An example of this is Cracked.com, one of the oldest creative businesses online. In 2017, the site began to appeal for donations and offer subscriptions. This clearly didn’t work, despite the fact the site receives millions of visitors every month and millions more watching their YouTube channel. By December 2017, huge layoffs took place and the site is now struggling for survival.
If you run, or want to run, a creative business, then you will have to battle with the fact that your consumers are used to getting their art for free. If you have a writing business, readers won’t want to pay. If you have a photography business, you will find yourself struggling to convince people you can do a better job than a couple of friends wielding smart phones. Video production companies struggle to market their work in the face of the behemoth that is YouTube.
These problems will, eventually, move on. In time, consumers will tire of losing all of their favorite sites and services and money will begin to flow– but you have to be sure your business is ready to wait this intermittent period out.
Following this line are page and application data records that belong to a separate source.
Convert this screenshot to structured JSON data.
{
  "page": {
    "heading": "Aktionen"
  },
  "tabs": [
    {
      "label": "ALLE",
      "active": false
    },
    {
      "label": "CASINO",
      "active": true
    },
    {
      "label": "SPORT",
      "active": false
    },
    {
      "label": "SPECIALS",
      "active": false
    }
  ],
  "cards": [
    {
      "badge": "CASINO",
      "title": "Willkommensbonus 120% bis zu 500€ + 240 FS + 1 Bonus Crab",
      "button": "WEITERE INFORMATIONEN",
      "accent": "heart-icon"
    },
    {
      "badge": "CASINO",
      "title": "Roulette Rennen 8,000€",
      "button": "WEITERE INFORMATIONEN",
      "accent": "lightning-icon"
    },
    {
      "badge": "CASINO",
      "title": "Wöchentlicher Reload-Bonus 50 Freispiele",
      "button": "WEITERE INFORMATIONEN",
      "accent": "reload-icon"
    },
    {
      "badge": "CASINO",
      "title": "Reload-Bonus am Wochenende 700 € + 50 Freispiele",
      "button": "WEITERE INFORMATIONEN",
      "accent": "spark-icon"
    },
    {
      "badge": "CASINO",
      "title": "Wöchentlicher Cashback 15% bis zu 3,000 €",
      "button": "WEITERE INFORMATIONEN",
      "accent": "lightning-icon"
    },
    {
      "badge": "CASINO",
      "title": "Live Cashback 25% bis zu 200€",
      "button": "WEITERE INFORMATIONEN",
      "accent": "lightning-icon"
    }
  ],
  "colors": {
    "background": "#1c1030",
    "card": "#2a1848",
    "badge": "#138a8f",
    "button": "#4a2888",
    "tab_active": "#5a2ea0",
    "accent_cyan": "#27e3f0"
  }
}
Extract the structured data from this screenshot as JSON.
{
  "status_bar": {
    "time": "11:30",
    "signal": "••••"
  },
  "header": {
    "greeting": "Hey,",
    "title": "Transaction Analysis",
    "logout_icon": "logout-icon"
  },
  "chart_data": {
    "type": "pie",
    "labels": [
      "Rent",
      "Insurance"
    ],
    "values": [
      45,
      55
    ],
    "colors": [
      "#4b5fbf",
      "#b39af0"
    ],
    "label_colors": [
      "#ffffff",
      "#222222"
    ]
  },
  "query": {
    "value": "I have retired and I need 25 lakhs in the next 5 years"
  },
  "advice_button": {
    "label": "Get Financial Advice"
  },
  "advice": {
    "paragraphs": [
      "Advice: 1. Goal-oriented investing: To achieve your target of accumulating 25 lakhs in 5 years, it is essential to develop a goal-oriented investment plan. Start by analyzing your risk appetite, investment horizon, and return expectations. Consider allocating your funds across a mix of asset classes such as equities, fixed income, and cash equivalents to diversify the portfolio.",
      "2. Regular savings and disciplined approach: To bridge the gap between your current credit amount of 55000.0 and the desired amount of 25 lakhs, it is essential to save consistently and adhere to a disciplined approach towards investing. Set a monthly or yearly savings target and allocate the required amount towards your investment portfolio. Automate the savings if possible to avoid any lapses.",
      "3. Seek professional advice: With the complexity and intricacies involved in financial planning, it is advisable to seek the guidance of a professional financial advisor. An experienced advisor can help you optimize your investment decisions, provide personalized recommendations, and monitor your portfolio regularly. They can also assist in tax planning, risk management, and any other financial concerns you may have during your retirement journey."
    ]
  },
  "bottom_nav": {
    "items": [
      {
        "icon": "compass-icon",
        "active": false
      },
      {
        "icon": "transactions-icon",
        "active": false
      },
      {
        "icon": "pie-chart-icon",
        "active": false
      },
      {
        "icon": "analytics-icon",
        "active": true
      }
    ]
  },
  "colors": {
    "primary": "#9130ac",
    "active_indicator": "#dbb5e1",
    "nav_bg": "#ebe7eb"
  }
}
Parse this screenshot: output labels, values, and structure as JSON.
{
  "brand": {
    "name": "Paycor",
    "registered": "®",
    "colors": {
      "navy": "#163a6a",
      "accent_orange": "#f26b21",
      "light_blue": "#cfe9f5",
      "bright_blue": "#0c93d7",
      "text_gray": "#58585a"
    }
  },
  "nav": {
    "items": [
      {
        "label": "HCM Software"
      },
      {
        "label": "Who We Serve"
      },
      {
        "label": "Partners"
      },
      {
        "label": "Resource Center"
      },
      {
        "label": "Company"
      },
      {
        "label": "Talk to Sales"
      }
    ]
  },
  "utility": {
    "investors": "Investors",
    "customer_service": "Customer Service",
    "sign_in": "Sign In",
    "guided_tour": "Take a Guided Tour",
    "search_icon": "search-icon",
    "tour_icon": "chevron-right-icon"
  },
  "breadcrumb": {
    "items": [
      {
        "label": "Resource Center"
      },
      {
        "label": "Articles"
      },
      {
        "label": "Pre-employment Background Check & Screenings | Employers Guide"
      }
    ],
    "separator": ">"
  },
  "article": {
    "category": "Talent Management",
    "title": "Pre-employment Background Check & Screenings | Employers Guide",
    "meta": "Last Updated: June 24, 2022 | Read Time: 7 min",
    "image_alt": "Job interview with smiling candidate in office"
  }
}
#3 – The competition is fierce
The boom of creative businesses was fantastic, but it also led to the same issue that arises during any boom: competition. As soon as creative businesses started to be financially viable, they started to multiply. More and more businesses have since sprung up, offering essentially the same products and services as everyone else– the competition is as fierce as it has ever been.
If you want to make your creative business work in the face of the sternest competition you will have ever encountered, you have to offer something that is truly unique, have exceptional skills, or be incredibly lucky– and sometimes, you might need all three of these.
The one upside is that, as some of these businesses inevitably fold due to the issues identified in the first few points, the competition will eventually shrink. Again, though, you have to be sure that your company is the one who can get through the present in the hopes of a better future.
#4 – Self-taught skills are more viable
Finally, more and more people are taking it upon themselves to learn creative skills. 50 years ago, if you wanted to be a camera operator, then you would have a finite number of ways to do that. You would have to train, get work experience, then find a job with one of the very small number of companies that employed such people.
The modern world is very different. With the above example, someone could educate themselves on camera operation by taking online courses, experimenting with their own equipment, or offering themselves for free work experience to one of the thousands of YouTube companies who produce video. The same goes for any other creative profession; there are more people who can do the same things that once took years to achieve.
As a result, your business will face constant challenges from more creatives than ever before. You will also find that your prices are challenged by overseas workers who, thanks to exchange rates, can make a great living while offering services at a price you could never compete with.
Knowing how to fight back against this is very difficult, but the main methods are the same as ever: produce good work, emphasize quality over quantity, and keep pitching for new clients. Sadly, there is no magic wand that you can wave to make the extra creative people change their careers overnight– and if there was, all the other creative businesses would just use it as well.
Reading through the above, it can seem like creative businesses are bust before they have even had the chance to start. This is not necessarily the case; there will always be a space in society for businesses that seek to create, make art, and bring joy to people.
It is impossible not to acknowledge that the landscape has hugely changed in recent years, but there’s still call for creative businesses– provided you’re willing to dedicate the time and effort required, and always ensure you have a clear plan for the future.